08 July 2018

"People, they're on other things". It seems that one of the areas that he was referring to was the lack of mod support and the Creation Club for the Skyrim Switch port.

The Creation Club feature, which was first introduced into Fallout 4 before making its way to Skyrim, essentially allows players to access mods for the game on consoles, as well as on PC. He replied that they have no plans to introduce them. When asked about what they're doing about the situation, he said: "Right now we're doing nothing". One of the purposes of Bethesda in following this strategy is to create ports like Fallout Shelter as substitutes. "I'm surprised at how well it's done".

Howard said that it definitely is a lighter touch to the style of gaming, and they are trying this out to see how it responds back.

But if you're hoping to use mods to let bears play lutes, or turn dragons into Thomas the Tank Engine on your Switch anytime soon, Bethesda chief Todd Howard has some bad news for you. "We would love to see it happen but it's not something we're actively doing". Are you disappointed that it might never be a thing in Skyrim on Switch?

Creation Club probably won't reach the console.

Bethesda thus is still not paying any attention to mod support for Skyrim which is a sad piece of news for avid gamers. Do you think Bethesda is serious about still doing traditional single-player RPGs? This achievement marks Skyrim's peak player count in the last six months, a staggering seven years since its 2011 release.

Howard is a busy chap at the moment, as his team is working on a number of projects including The Elder Scrolls Blades, Fallout 76, Starfield, and The Elder Scrolls VI.

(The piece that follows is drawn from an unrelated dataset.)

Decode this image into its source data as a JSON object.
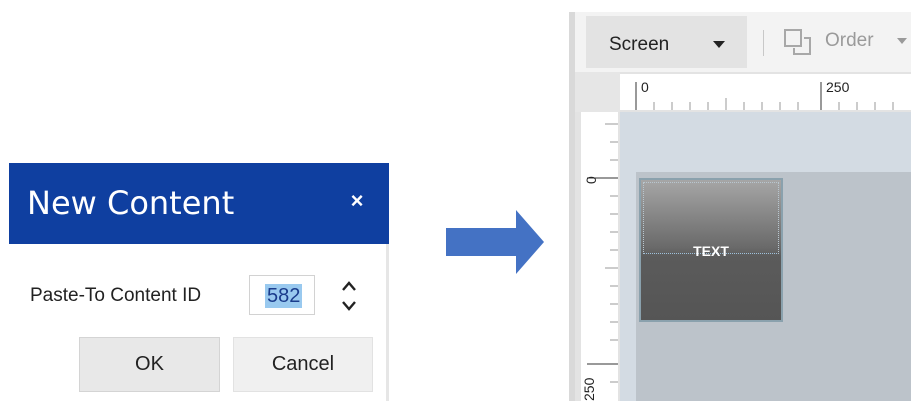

Bethesda: service-based games like Fallout 76 don’t mark the future